== WORK TASK ==
Each entry should be quoted word for word, including every mark of punctuation.

··· PROVIDED ENTRIES ···

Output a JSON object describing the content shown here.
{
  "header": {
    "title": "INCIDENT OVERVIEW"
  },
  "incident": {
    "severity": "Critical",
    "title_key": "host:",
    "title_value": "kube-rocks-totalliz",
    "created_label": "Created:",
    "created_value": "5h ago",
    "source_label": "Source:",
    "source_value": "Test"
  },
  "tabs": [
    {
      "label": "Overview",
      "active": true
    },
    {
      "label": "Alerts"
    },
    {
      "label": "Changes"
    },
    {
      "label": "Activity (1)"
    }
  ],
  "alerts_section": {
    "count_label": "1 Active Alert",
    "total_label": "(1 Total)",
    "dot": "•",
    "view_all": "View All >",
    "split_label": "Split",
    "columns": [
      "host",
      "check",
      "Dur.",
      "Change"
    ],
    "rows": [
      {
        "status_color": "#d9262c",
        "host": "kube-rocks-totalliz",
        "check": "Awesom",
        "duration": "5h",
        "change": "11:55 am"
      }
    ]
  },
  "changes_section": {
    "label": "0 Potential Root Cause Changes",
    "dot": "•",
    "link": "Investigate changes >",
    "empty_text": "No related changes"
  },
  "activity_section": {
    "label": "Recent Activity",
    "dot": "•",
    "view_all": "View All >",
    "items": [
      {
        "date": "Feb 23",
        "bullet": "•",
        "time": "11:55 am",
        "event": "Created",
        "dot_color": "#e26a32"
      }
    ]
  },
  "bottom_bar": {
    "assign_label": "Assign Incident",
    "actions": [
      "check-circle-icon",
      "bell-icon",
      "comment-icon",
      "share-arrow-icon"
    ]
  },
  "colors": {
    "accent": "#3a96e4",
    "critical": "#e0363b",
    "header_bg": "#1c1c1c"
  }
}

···

== ANSWER TO THIS EXERCISE ==
Output a JSON object describing the content shown here.
{
  "header": {
    "title": "INCIDENT OVERVIEW"
  },
  "incident": {
    "severity": "Critical",
    "title_key": "host:",
    "title_value": "kube-rocks-totalliz",
    "created_label": "Created:",
    "created_value": "5h ago",
    "source_label": "Source:",
    "source_value": "Test"
  },
  "tabs": [
    {
      "label": "Overview",
      "active": true
    },
    {
      "label": "Alerts"
    },
    {
      "label": "Changes"
    },
    {
      "label": "Activity (1)"
    }
  ],
  "alerts_section": {
    "count_label": "1 Active Alert",
    "total_label": "(1 Total)",
    "dot": "•",
    "view_all": "View All >",
    "split_label": "Split",
    "columns": [
      "host",
      "check",
      "Dur.",
      "Change"
    ],
    "rows": [
      {
        "status_color": "#d9262c",
        "host": "kube-rocks-totalliz",
        "check": "Awesom",
        "duration": "5h",
        "change": "11:55 am"
      }
    ]
  },
  "changes_section": {
    "label": "0 Potential Root Cause Changes",
    "dot": "•",
    "link": "Investigate changes >",
    "empty_text": "No related changes"
  },
  "activity_section": {
    "label": "Recent Activity",
    "dot": "•",
    "view_all": "View All >",
    "items": [
      {
        "date": "Feb 23",
        "bullet": "•",
        "time": "11:55 am",
        "event": "Created",
        "dot_color": "#e26a32"
      }
    ]
  },
  "bottom_bar": {
    "assign_label": "Assign Incident",
    "actions": [
      "check-circle-icon",
      "bell-icon",
      "comment-icon",
      "share-arrow-icon"
    ]
  },
  "colors": {
    "accent": "#3a96e4",
    "critical": "#e0363b",
    "header_bg": "#1c1c1c"
  }
}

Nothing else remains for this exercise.